Sunday, May 1
Ah, Mr. Toad's Wild Ride in Walt Disney World, you are almost seven years gone. We loved the herky-jerky (and kind of scary) ride; we loved being passengers in its stolen cars -- though as little children, we had no idea what the ride was even about. Now we know it came from Kenneth Grahame's book The Wind in the Willows. Alas, the ride is dead (killed by Pooh and, of course, Disney) -- much like its riders (when your car crashed, you were sent to Hell) -- but Toad's story lives on! The Y-Rep Kids present Mr. Toad's Mad Adventures, Vera Morris' adaptation of the children's book, this weekend at 7:30 p.m. on Friday and Saturday (April 29 and 30) and at 3 p.m. on Sunday, May 1, at the West County Family YMCA (16464 Burkhardt Place, Chesterfield). Tickets cost $3 to $8; call 636-532-6515, extension 227, for more information. And for more information about the ride that is no more, at least in Florida, Google its name for an eyeful.
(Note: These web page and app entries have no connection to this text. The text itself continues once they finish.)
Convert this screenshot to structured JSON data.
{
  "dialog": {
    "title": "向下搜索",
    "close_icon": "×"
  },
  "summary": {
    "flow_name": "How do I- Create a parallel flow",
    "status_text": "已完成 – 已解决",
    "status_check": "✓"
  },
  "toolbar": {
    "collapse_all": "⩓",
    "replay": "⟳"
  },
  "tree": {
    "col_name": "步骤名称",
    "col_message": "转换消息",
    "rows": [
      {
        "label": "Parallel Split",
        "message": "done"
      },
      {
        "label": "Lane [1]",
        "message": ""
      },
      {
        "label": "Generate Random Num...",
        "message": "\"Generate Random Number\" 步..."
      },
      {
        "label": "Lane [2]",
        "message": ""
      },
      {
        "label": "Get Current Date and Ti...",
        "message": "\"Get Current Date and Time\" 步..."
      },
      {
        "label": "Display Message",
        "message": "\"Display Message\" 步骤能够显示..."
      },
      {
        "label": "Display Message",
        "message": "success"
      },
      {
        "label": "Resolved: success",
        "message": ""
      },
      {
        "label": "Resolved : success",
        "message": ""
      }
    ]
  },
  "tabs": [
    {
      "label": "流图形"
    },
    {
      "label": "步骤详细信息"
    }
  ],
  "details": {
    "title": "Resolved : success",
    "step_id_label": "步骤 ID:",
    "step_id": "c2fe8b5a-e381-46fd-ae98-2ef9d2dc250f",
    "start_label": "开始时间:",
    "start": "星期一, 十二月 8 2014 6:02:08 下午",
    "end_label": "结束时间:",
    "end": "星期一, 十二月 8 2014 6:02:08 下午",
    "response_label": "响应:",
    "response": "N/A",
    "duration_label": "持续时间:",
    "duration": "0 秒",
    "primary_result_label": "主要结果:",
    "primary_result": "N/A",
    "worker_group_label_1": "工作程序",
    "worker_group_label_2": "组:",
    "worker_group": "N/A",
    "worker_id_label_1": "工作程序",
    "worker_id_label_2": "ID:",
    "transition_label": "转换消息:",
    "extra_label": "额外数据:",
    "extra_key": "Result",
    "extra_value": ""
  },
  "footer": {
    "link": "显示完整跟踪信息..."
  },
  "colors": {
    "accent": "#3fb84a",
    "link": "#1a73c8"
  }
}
Monday, May 2
If you can't find something good to read at the Greater St. Louis Book Fair, you're just not trying. The annual event, which opens at 4 p.m. Thursday, April 28, at Westfield Shoppingtown West County (Manchester Road and I-270, Des Peres) and closes at 6 p.m. Monday, May 2 (call 314-533-0671 or visit www.stlouisbookfair.com for daily hours), has something for everyone, even people who claim they don't like to read (what's with you people, anyway?). From hardcover classics to world literature to self-help books to trashy romance novels to old vinyl LPs to, um, just about anything printed, it can all be found in the lower level of the parking garage on the Famous-Barr side of the mall. Admission is free, and proceeds from book sales go to the Nursery Foundation of St. Louis. Happy hunting, bibliophiles.
Tuesday, May 3
This should come as a surprise to no one, but Mr. Night is a big ol' Dungeons & Dragons kinda nerd. He's super-stoked about Major Tony Clunn's visit to the Borders Books & Music Brentwood location (1519 South Brentwood Boulevard; 314-918-8189), because Clunn's nonfiction book The Quest for the Lost Roman Legions has everything Mr. Night loves. Clunn spent years trying to discover the location of an important battle that took place in 9 A.D. between the invading Roman legions and the native defenders of what was then Germania. Through sheer determination, an understanding of tactics and good fortune, Clunn found the site in the late '80s; now a museum sits on the site, and the German people have an important moment in their national history preserved forever. Roman legions, Germania, a history mystery and ancient artifacts are Mr. Night's meat and potatoes. Clunn discusses and signs copies of his book at 7 p.m., and there's no admission fee. Germania rules!